- [Aim of the exercise]:
Without any of its pictures, the listing below should be output exactly.

- [Data shown]:
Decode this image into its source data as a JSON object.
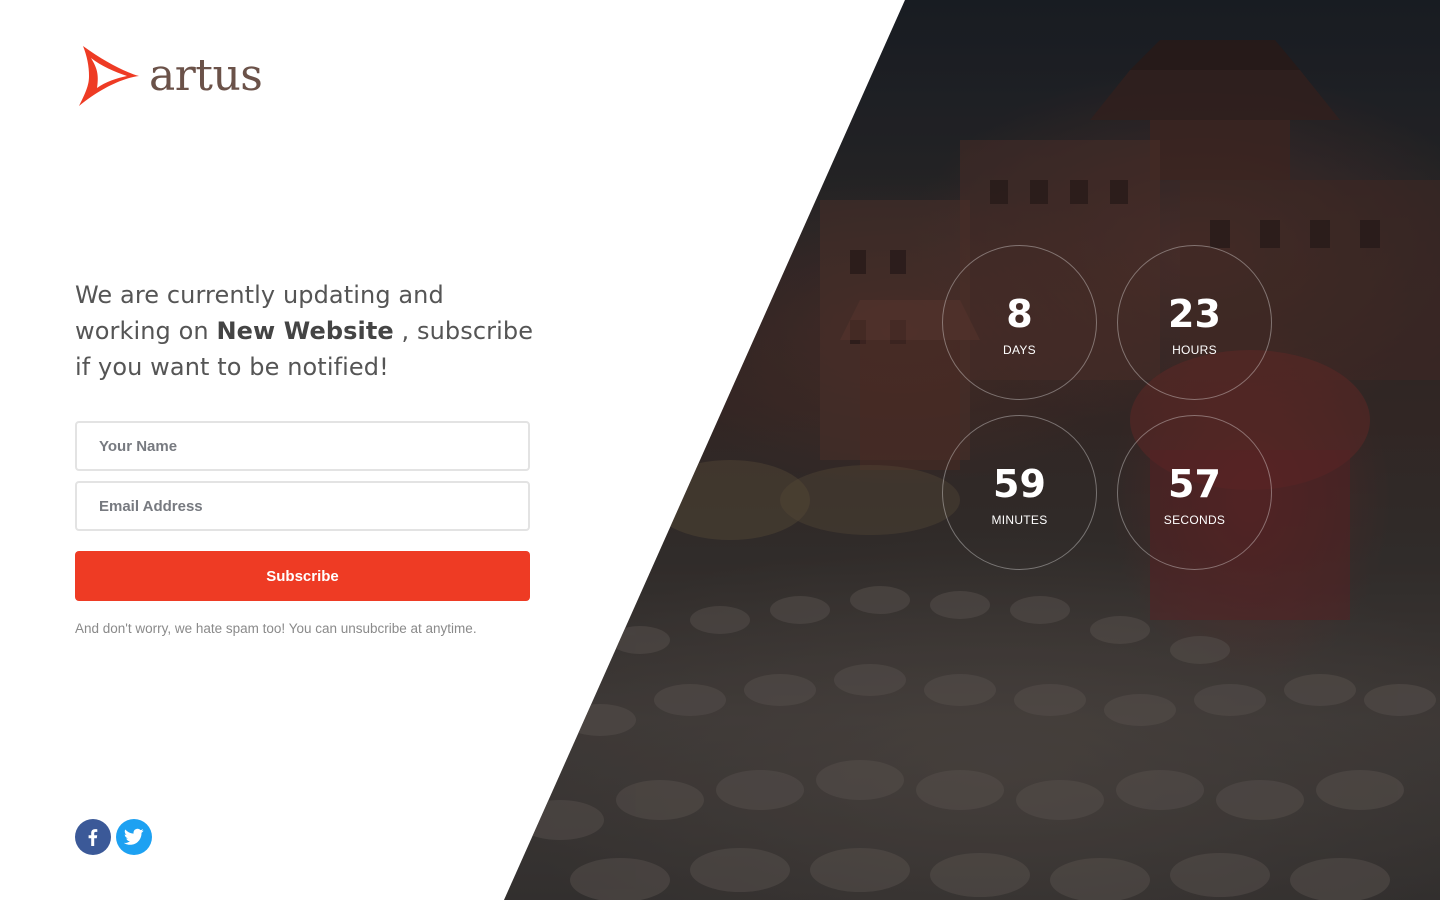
{
  "brand": {
    "name": "artus",
    "accent_color": "#ee3b24",
    "text_color": "#6b5249",
    "logo_icon": "triangle-swoosh-logo-icon"
  },
  "headline": {
    "before": "We are currently updating and working on",
    "highlight": "New Website",
    "after": ", subscribe if you want to be notified!"
  },
  "form": {
    "name_placeholder": "Your Name",
    "name_value": "",
    "email_placeholder": "Email Address",
    "email_value": "",
    "subscribe_label": "Subscribe",
    "subscribe_color": "#ee3b24",
    "note": "And don't worry, we hate spam too! You can unsubcribe at anytime."
  },
  "social": {
    "facebook_icon": "facebook-icon",
    "facebook_color": "#3b5998",
    "twitter_icon": "twitter-icon",
    "twitter_color": "#1da1f2"
  },
  "countdown": {
    "days": {
      "value": "8",
      "label": "DAYS"
    },
    "hours": {
      "value": "23",
      "label": "HOURS"
    },
    "minutes": {
      "value": "59",
      "label": "MINUTES"
    },
    "seconds": {
      "value": "57",
      "label": "SECONDS"
    }
  }
}
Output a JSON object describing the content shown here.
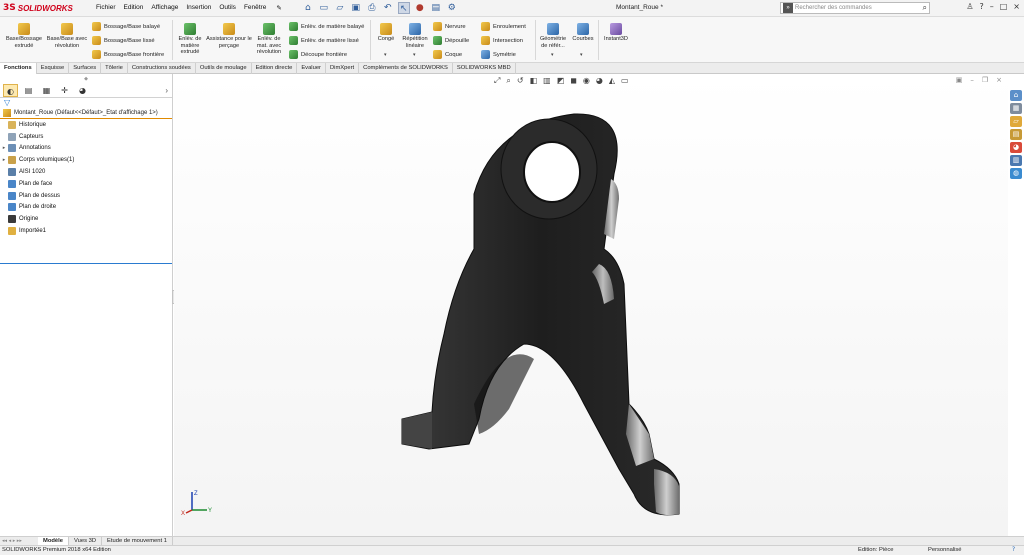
{
  "app": {
    "brand_ds": "3S",
    "brand_name": "SOLIDWORKS",
    "document_title": "Montant_Roue *"
  },
  "menu": [
    "Fichier",
    "Edition",
    "Affichage",
    "Insertion",
    "Outils",
    "Fenêtre"
  ],
  "search": {
    "placeholder": "Rechercher des commandes"
  },
  "ribbon": {
    "base_extrude": "Base/Bossage extrudé",
    "base_revolve": "Base/Base avec révolution",
    "bossage_balaye": "Bossage/Base balayé",
    "bossage_lisse": "Bossage/Base lissé",
    "bossage_frontiere": "Bossage/Base frontière",
    "enlev_extrude": "Enlèv. de matière extrudé",
    "assistance_percage": "Assistance pour le perçage",
    "enlev_revolution": "Enlèv. de mat. avec révolution",
    "enlev_balaye": "Enlèv. de matière balayé",
    "enlev_lisse": "Enlèv. de matière lissé",
    "decoupe_frontiere": "Découpe frontière",
    "conge": "Congé",
    "repetition": "Répétition linéaire",
    "nervure": "Nervure",
    "depouille": "Dépouille",
    "coque": "Coque",
    "enroulement": "Enroulement",
    "intersection": "Intersection",
    "symetrie": "Symétrie",
    "geometrie": "Géométrie de référ...",
    "courbes": "Courbes",
    "instant3d": "Instant3D"
  },
  "command_tabs": [
    "Fonctions",
    "Esquisse",
    "Surfaces",
    "Tôlerie",
    "Constructions soudées",
    "Outils de moulage",
    "Edition directe",
    "Evaluer",
    "DimXpert",
    "Compléments de SOLIDWORKS",
    "SOLIDWORKS MBD"
  ],
  "tree": {
    "root": "Montant_Roue  (Défaut<<Défaut>_Etat d'affichage 1>)",
    "items": [
      {
        "label": "Historique",
        "expandable": false,
        "icon": "history-folder-icon"
      },
      {
        "label": "Capteurs",
        "expandable": false,
        "icon": "sensor-icon"
      },
      {
        "label": "Annotations",
        "expandable": true,
        "icon": "annotation-icon"
      },
      {
        "label": "Corps volumiques(1)",
        "expandable": true,
        "icon": "solid-bodies-icon"
      },
      {
        "label": "AISI 1020",
        "expandable": false,
        "icon": "material-icon"
      },
      {
        "label": "Plan de face",
        "expandable": false,
        "icon": "plane-icon"
      },
      {
        "label": "Plan de dessus",
        "expandable": false,
        "icon": "plane-icon"
      },
      {
        "label": "Plan de droite",
        "expandable": false,
        "icon": "plane-icon"
      },
      {
        "label": "Origine",
        "expandable": false,
        "icon": "origin-icon"
      },
      {
        "label": "Importée1",
        "expandable": false,
        "icon": "imported-feature-icon"
      }
    ]
  },
  "triad": {
    "x": "X",
    "y": "Y",
    "z": "Z"
  },
  "bottom_tabs": [
    "Modèle",
    "Vues 3D",
    "Etude de mouvement 1"
  ],
  "status": {
    "left": "SOLIDWORKS Premium 2018 x64 Edition",
    "mode": "Edition: Pièce",
    "custom": "Personnalisé"
  },
  "colors": {
    "brand_red": "#d0021b",
    "selection_orange": "#e08a00",
    "accent_blue": "#2a7bd0"
  }
}
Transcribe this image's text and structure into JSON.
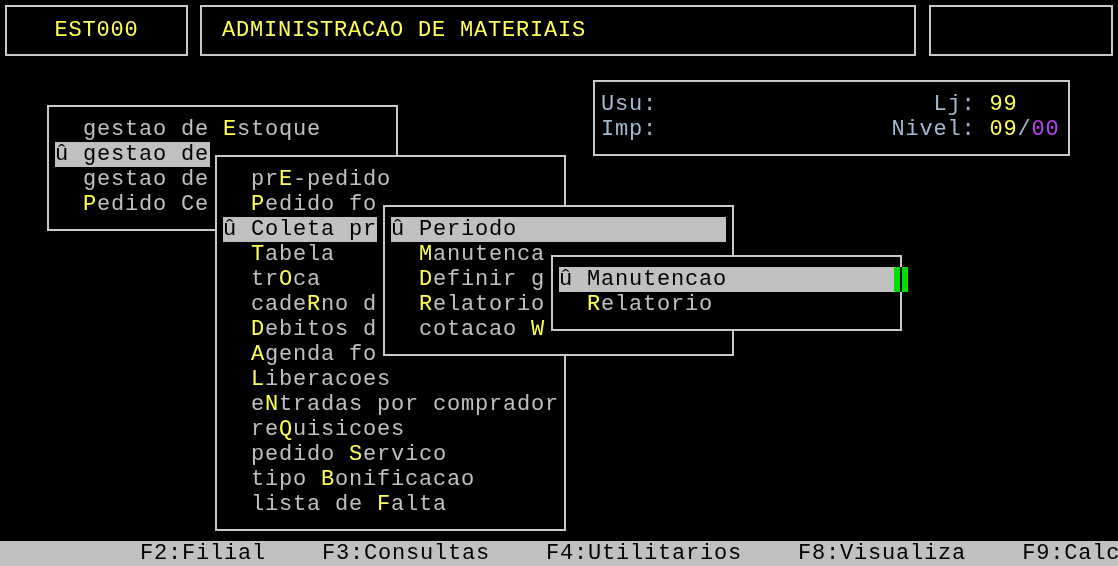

- [Expected output]:
Decode this image into its source data as a JSON object.
{
  "brand": {
    "name": "artus",
    "accent_color": "#ee3b24",
    "text_color": "#6b5249",
    "logo_icon": "triangle-swoosh-logo-icon"
  },
  "headline": {
    "before": "We are currently updating and working on",
    "highlight": "New Website",
    "after": ", subscribe if you want to be notified!"
  },
  "form": {
    "name_placeholder": "Your Name",
    "name_value": "",
    "email_placeholder": "Email Address",
    "email_value": "",
    "subscribe_label": "Subscribe",
    "subscribe_color": "#ee3b24",
    "note": "And don't worry, we hate spam too! You can unsubcribe at anytime."
  },
  "social": {
    "facebook_icon": "facebook-icon",
    "facebook_color": "#3b5998",
    "twitter_icon": "twitter-icon",
    "twitter_color": "#1da1f2"
  },
  "countdown": {
    "days": {
      "value": "8",
      "label": "DAYS"
    },
    "hours": {
      "value": "23",
      "label": "HOURS"
    },
    "minutes": {
      "value": "59",
      "label": "MINUTES"
    },
    "seconds": {
      "value": "57",
      "label": "SECONDS"
    }
  }
}
Output a JSON object describing the content shown here.
{
  "app": {
    "brand_ds": "3S",
    "brand_name": "SOLIDWORKS",
    "document_title": "Montant_Roue *"
  },
  "menu": [
    "Fichier",
    "Edition",
    "Affichage",
    "Insertion",
    "Outils",
    "Fenêtre"
  ],
  "search": {
    "placeholder": "Rechercher des commandes"
  },
  "ribbon": {
    "base_extrude": "Base/Bossage extrudé",
    "base_revolve": "Base/Base avec révolution",
    "bossage_balaye": "Bossage/Base balayé",
    "bossage_lisse": "Bossage/Base lissé",
    "bossage_frontiere": "Bossage/Base frontière",
    "enlev_extrude": "Enlèv. de matière extrudé",
    "assistance_percage": "Assistance pour le perçage",
    "enlev_revolution": "Enlèv. de mat. avec révolution",
    "enlev_balaye": "Enlèv. de matière balayé",
    "enlev_lisse": "Enlèv. de matière lissé",
    "decoupe_frontiere": "Découpe frontière",
    "conge": "Congé",
    "repetition": "Répétition linéaire",
    "nervure": "Nervure",
    "depouille": "Dépouille",
    "coque": "Coque",
    "enroulement": "Enroulement",
    "intersection": "Intersection",
    "symetrie": "Symétrie",
    "geometrie": "Géométrie de référ...",
    "courbes": "Courbes",
    "instant3d": "Instant3D"
  },
  "command_tabs": [
    "Fonctions",
    "Esquisse",
    "Surfaces",
    "Tôlerie",
    "Constructions soudées",
    "Outils de moulage",
    "Edition directe",
    "Evaluer",
    "DimXpert",
    "Compléments de SOLIDWORKS",
    "SOLIDWORKS MBD"
  ],
  "tree": {
    "root": "Montant_Roue  (Défaut<<Défaut>_Etat d'affichage 1>)",
    "items": [
      {
        "label": "Historique",
        "expandable": false,
        "icon": "history-folder-icon"
      },
      {
        "label": "Capteurs",
        "expandable": false,
        "icon": "sensor-icon"
      },
      {
        "label": "Annotations",
        "expandable": true,
        "icon": "annotation-icon"
      },
      {
        "label": "Corps volumiques(1)",
        "expandable": true,
        "icon": "solid-bodies-icon"
      },
      {
        "label": "AISI 1020",
        "expandable": false,
        "icon": "material-icon"
      },
      {
        "label": "Plan de face",
        "expandable": false,
        "icon": "plane-icon"
      },
      {
        "label": "Plan de dessus",
        "expandable": false,
        "icon": "plane-icon"
      },
      {
        "label": "Plan de droite",
        "expandable": false,
        "icon": "plane-icon"
      },
      {
        "label": "Origine",
        "expandable": false,
        "icon": "origin-icon"
      },
      {
        "label": "Importée1",
        "expandable": false,
        "icon": "imported-feature-icon"
      }
    ]
  },
  "triad": {
    "x": "X",
    "y": "Y",
    "z": "Z"
  },
  "bottom_tabs": [
    "Modèle",
    "Vues 3D",
    "Etude de mouvement 1"
  ],
  "status": {
    "left": "SOLIDWORKS Premium 2018 x64 Edition",
    "mode": "Edition: Pièce",
    "custom": "Personnalisé"
  },
  "colors": {
    "brand_red": "#d0021b",
    "selection_orange": "#e08a00",
    "accent_blue": "#2a7bd0"
  }
}
Transcribe this image's text and structure into JSON.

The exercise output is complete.